The author's 1975 short story "The Last Super Bowl" predicted that simulated games would destroy the league. Instead, simulations made the NFL even bigger.
In a new poll to determine whether or not people would have sex with robots, 85 percent of respondents said they would not. Maybe part of the problem is that a truly revolutionary sexbot has yet to be created.
This summer, Japan unveiled plans for a digital tourist-assistance system that mimics the concept omotenashi: anticipating guests' needs and exceeding their expectations to the point of it being eerily predictive.
The show, originally based on a Michael Crichton novel and a 1973 movie of the same name, has some big Prestige TV shoes to fill.
Hitchbot is dead, but robo-murder is nothing new.
Ben Rubenstein got a $100,000 grant to help him study how machine learning can go wrong.
It can't move, but it can stick out its thumb.
The Japanese game designer tells us about 'ReCore,' 'Mighty No. 9,' his Capcom past, and his love for robots.
"It must be better to have a robot who appears to love you than to have nobody." —Dr. David Levy
Police departments around the country are deploying robots to defuse bombs and handle standoffs—and they may be getting increasingly weaponized.
Unsurprisingly, this ended up being really annoying.
Existing unmanned robotics still rely on humans to pull the trigger, but in the future fully autonomous weapon systems could select and execute targets on their own.
With a reboot coming this summer, we tracked down some of the creators of the original's most fearsome metal contestants.
The South African stars lent their odd but undeniable charisma to Neill Blomkamp's latest effort, but if you don't really want to watch Die Antwoord hang out with a childlike robot, this film isn't for you.
Lifelike replicas of young Japanese women, fluent in Chinese, English, Korean, and Japanese, will be capable of making eye contact, reading body language, and responding to organic conversation.

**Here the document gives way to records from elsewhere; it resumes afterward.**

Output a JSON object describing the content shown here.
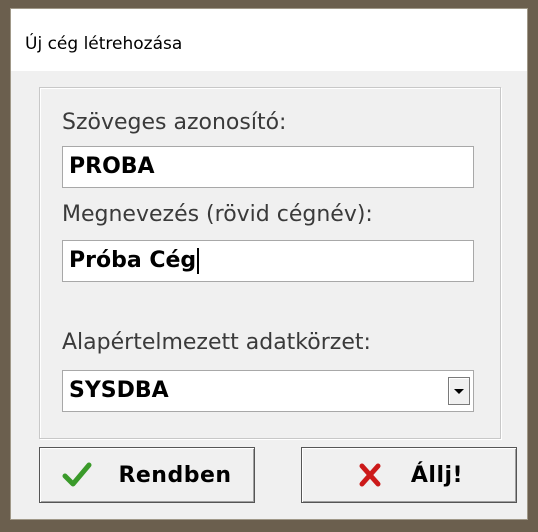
{
  "window": {
    "title": "Új cég létrehozása"
  },
  "form": {
    "text_id_label": "Szöveges azonosító:",
    "text_id_value": "PROBA",
    "name_label": "Megnevezés (rövid cégnév):",
    "name_value": "Próba Cég",
    "area_label": "Alapértelmezett adatkörzet:",
    "area_value": "SYSDBA"
  },
  "buttons": {
    "ok_label": "Rendben",
    "cancel_label": "Állj!",
    "ok_icon": "checkmark-icon",
    "cancel_icon": "x-icon"
  },
  "colors": {
    "ok_icon": "#3a9a2a",
    "cancel_icon": "#cc1a1a"
  }
}
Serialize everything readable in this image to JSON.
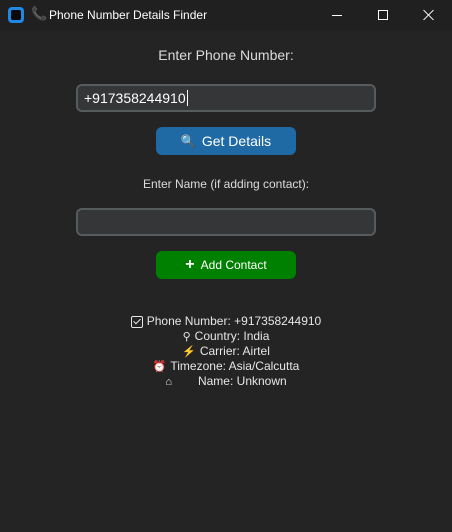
{
  "window": {
    "title": "Phone Number Details Finder",
    "app_icon": "app-icon",
    "title_icon": "phone-icon",
    "controls": [
      "minimize",
      "maximize",
      "close"
    ]
  },
  "form": {
    "phone_label": "Enter Phone Number:",
    "phone_value": "+917358244910",
    "get_details_label": "Get Details",
    "get_details_icon": "magnifier-icon",
    "name_label": "Enter Name (if adding contact):",
    "name_value": "",
    "add_contact_label": "Add Contact",
    "add_contact_icon": "plus-icon"
  },
  "results": {
    "phone_number": "Phone Number: +917358244910",
    "country": "Country: India",
    "carrier": "Carrier: Airtel",
    "timezone": "Timezone: Asia/Calcutta",
    "name": "Name: Unknown"
  },
  "colors": {
    "background": "#242424",
    "titlebar": "#202020",
    "primary_button": "#1f6aa5",
    "add_button": "#008000",
    "input_bg": "#343638",
    "input_border": "#565b5e"
  }
}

The author of the novel The Beach and the screenplays for 28 Days Later and Sunshine directed a bleak new movie about technology, consciousness, and sex.
Randal Koene wants to move humanity from Earth to the Cloud, making us part robot and completely immortal.
The new media artist hooked some method actors up to biofeedback sensors, mapped the data to correspond to particular lights and sounds, and, in essence, made it so the robots reflect a live emotional, human performance.
Do you like dance music but wish it were performed by glamorous robots in space-age catsuits?
Arnold Schwarzenegger is back in his most famous role—the time-traveling robotic assassin known as the Terminator. The first trailer for the new film is out, so we looked at just how similar this film might be to its predecessors.
The future is a terrible place where all the humans are dead and robots, including Tamagotchis, are surviving by slurping our remains.
We're succumbing to the economic equivalent of carbon monoxide. The future we were promised, of limitless leisure kept afloat by a few breezy hours of work each week, looks more distant than ever. Our destruction by automatons is disappointingly un-cinema…
Oxford professor Nick Bostrom's job is to imagine nightmare scenarios for humanity, including plagues, asteroid strikes, and superbugs. He spends a surprising amount of time worrying that HAL 9000-style deranged computers will wipe us all out.
I was sick of dealing with dudes, so I received head from the Autoblow 2, a crowdfunded machine that sucks peen.